Different buyers, different needs, different motions. There are three basic motions that attach to the identified segments:

table1
Note that the Innovation and Product Advocacy motions require understanding of both what is important to customers and how your products connect to this value. Many companies are not poised to execute these motions successfully. CSE Forum Speakers identified two critical questions to assess the degree of “customer centricity”:

1.    Are you fundamentally focused on serving customers or promoting products? Silos of marketing and sales resource dedicated to promoting slices of the product line based on features independent of how customers make buying decisions is a sure sign of “product centricity.” Examples of how companies have pivoted away from such product centricity to align more closely with how customers make buying decisions were offered:

  • Oracle organizes its sales and marketing around functional customers, like the CFO or the VP of HR and provisions them with the tools and skills to solve their unique functional problems.
  • GE BioProcess went from training account managers on products to teaching them, with the help of Marketing, about what they call “an industry point of view” enabling sellers to bring their clients “perspective and opinions.”
  • Accuray began measuring sellers on customer loyalty and satisfaction, working with Marketing to enable deeper pre-sale discovery and post-sale service activities.

2.    Do you have a Sales Operations organization capable of supporting customer-centric coverage? Forum speakers described three important services that their powerful sales ops functions provide:

  • TARGET. Sales Ops helps determine what sales motions to deliver to which accounts. Dave Clark, VP of Sales Systems, Service and Solutions at Johnson Controls, offered the following advice, “Organize your effort around customers, not products.” That means understanding what the account and individual buyer needs are, how much they need of it and then deploying the sales resources that will best influence the outcome.
  • ARTICULATE. Sales Ops builds out the details of each sales motion to make sure everyone knows who is responsible for what. Sellers and support resources also need guidance on their specific roles and responsibilities in the motion they are implementing. Said Joanne Olsen, SVP at Oracle, sales resources “need a structured process — which really means having a methodology.”
  • POPULATE. Sales Ops makes sure each step of each motion is assigned to a customer coverage resource. Bill LePage, SVP of Sales Enablement for Cisco, had to collapse 180 separate roles into 6 (Account Owner, Sales Specialist, Inside Sales, Partner, Sales Engineer, Technical Management) to clearly articulate who was responsible for what in each stage of the sales process. Make it simple, make it doable and hold them accountable.

Great plans get implemented only when jobs are populated, measured and goaled. That is what leading sales operations functions do to make customer-centric coverage possible.

Read Part 2 of this series.

TAGS: , , ,

Gary Tubridy

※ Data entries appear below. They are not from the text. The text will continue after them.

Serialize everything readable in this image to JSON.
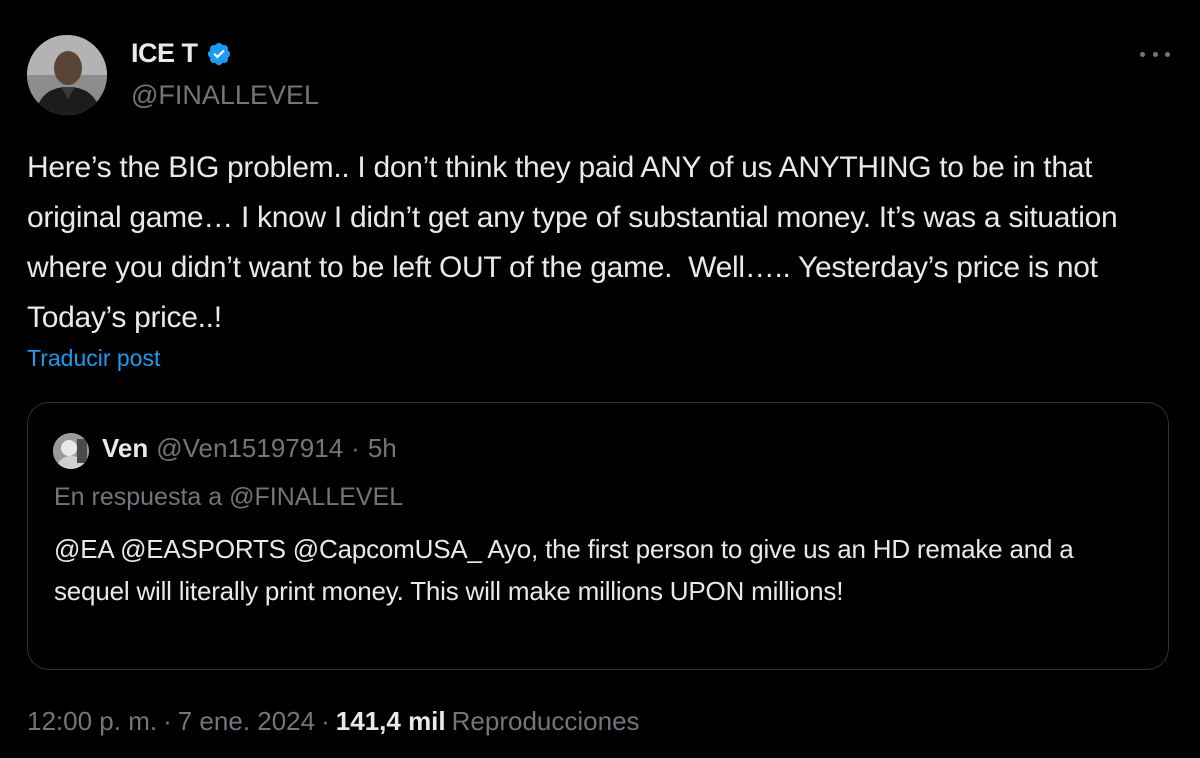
{
  "author": {
    "display_name": "ICE T",
    "handle": "@FINALLEVEL",
    "verified": true,
    "avatar_icon": "profile-photo"
  },
  "tweet": {
    "text": "Here’s the BIG problem.. I don’t think they paid ANY of us ANYTHING to be in that original game… I know I didn’t get any type of substantial money. It’s was a situation where you didn’t want to be left OUT of the game.  Well….. Yesterday’s price is not Today’s price..!",
    "translate_label": "Traducir post"
  },
  "quote": {
    "display_name": "Ven",
    "handle": "@Ven15197914",
    "separator": "·",
    "time": "5h",
    "reply_to": "En respuesta a @FINALLEVEL",
    "text": "@EA @EASPORTS @CapcomUSA_ Ayo, the first person to give us an HD remake and a sequel will literally print money. This will make millions UPON millions!"
  },
  "meta": {
    "time": "12:00 p. m.",
    "sep1": "·",
    "date": "7 ene. 2024",
    "sep2": "·",
    "views_count": "141,4 mil",
    "views_label": "Reproducciones"
  },
  "colors": {
    "background": "#000000",
    "primary_text": "#e7e9ea",
    "secondary_text": "#71767b",
    "link": "#1d9bf0",
    "border": "#2f3336",
    "verified_badge": "#1d9bf0"
  }
}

Gary Tubridy is a senior vice president of the Alexander Group and the general manager in charge of the firm’s management consulting business. Gary’s consulting work is focused on increasing marketing and sales effectiveness with particular emphasis in technology and medical products industries. Gary has deep expertise in diagnosing sales management issues and helping clients execute action plans to improve results. His research is focused on best practices of leading sales organizations in North America with particular emphasis on sales force transformation and the role of sales leadership. He leads the Alexander Group executive events series and hosts the Operations and Executive Forums. He is one of three founding stockholders of the Alexander Group.


Gary has been with the Alexander Group for over 35 years. Prior to that, Gary was in sales with the IBM Corporation. Gary holds a B.A. from Brown University and an MBA from the Graduate School of Business at Columbia University.


HAVE A QUESTION ABOUT THIS POST OR WANT TO REACH OUT TO THE AUTHOR?  CONTACT US »